On the supply side, I model schools to care about a weighted average between profit and its quality, so as to incorporate the facts that schools may want to keep excess demand in the market. To better understand schools’ choice of quality, I explicitly model schools' marginal costs of producing quality as being quadratic in quality. I combine such models of school competition with the demand side to estimate the model. Results show that better schools have lower marginal cost of producing quality and will choose a higher level of teaching quality.


The counterfactual analysis shows that introducing subsidies to low income students while keeping the current priced admission options would give students more equal access to better schools, while keeping the quality gain brought by market incentives. Another counterfactual analysis shows that the quality gain brought by market incentives are driven by more funds to improve quality and schools’ preference for quality.

Second-Price Auctions with Participation Costs (with Jose-Antonio Espin-Sanchez and Alvaro Parra)

We study equilibria and efficiency in second-price auctions with public participation costs. We generalize previous results by allowing arbitrary heterogeneity in bidders' distributions of valuations and in their participation costs. We develop the notion of bidder strength, defined as the best response of a bidder when all of her opponents play the same strategy as her. We then show that a herculean equilibrium in which stronger bidders have a lower participation threshold than weaker bidders exists in general environments. In other words, the order of bidders given by their strength, which is a non-equilibrium concept and can be easily calculated for each bidder using only one equation, predicts the order of the participation threshold in a certain equilibrium which exists in general. Combining with a sufficient condition for equilibrium uniqueness that we further provide, bidders’ strength points out the direction for finding and simplifies the formulation of the equilibrium. Furthermore, even though all equilibria are ex-post inefficient, an ex-ante efficient equilibrium always exists. Therefore, under the uniqueness condition, the herculean equilibrium is the unique equilibrium of the game and is ex-ante efficient.

Entry Games under Private Information (with Jose-Antonio Espin-Sanchez and Alvaro Parra)

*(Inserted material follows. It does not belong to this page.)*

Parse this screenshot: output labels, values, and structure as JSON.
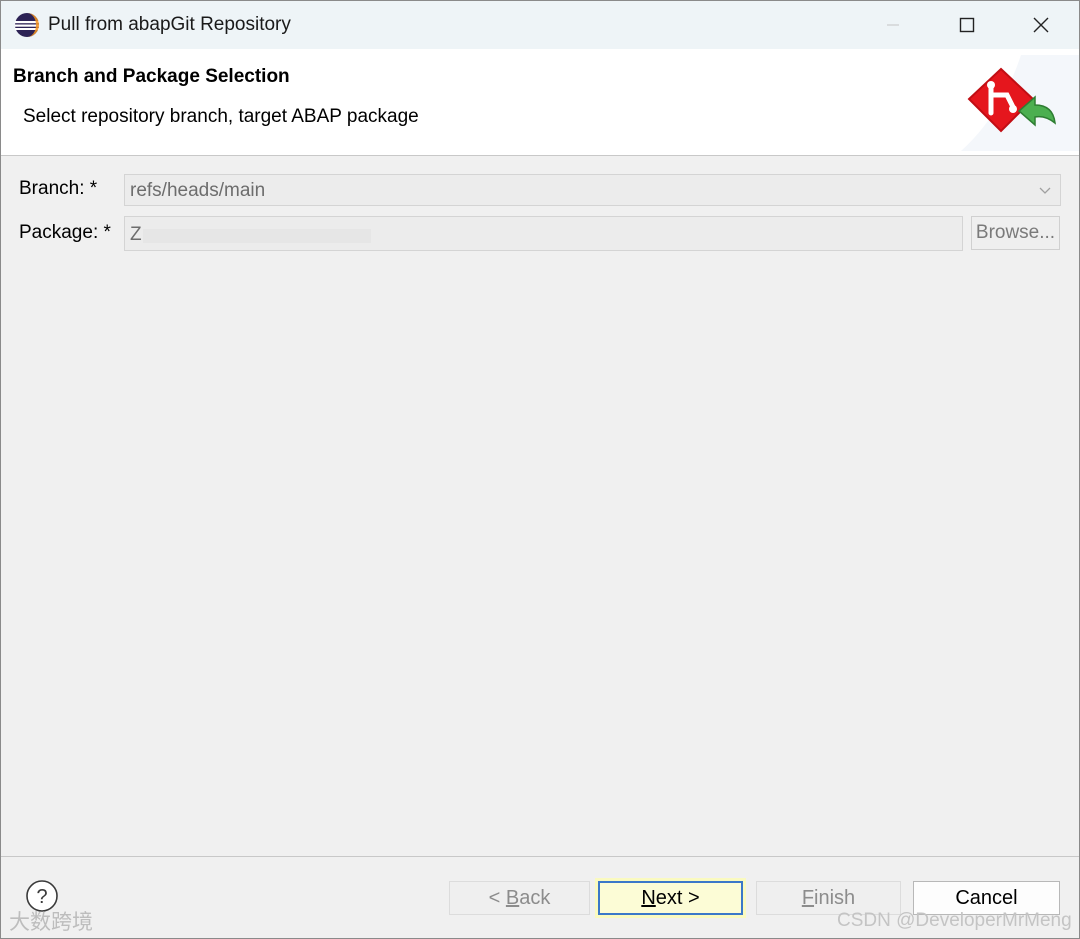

We study market entry decisions when firms have private information about their profitability. We generalize current models by allowing unrestricted forms of market competition and heterogeneous firms that self-select when entering the market. Post-entry profits depend on market structure, and on the identities and the private information of the entering firms. We introduce a notion of firm's strength and show that an equilibrium where players' strategies are ranked by their strength, or herculean equilibrium, always exists. Moreover, when profits are elastic enough with respect to the firm's private information, the herculean equilibrium is the unique equilibrium of the game.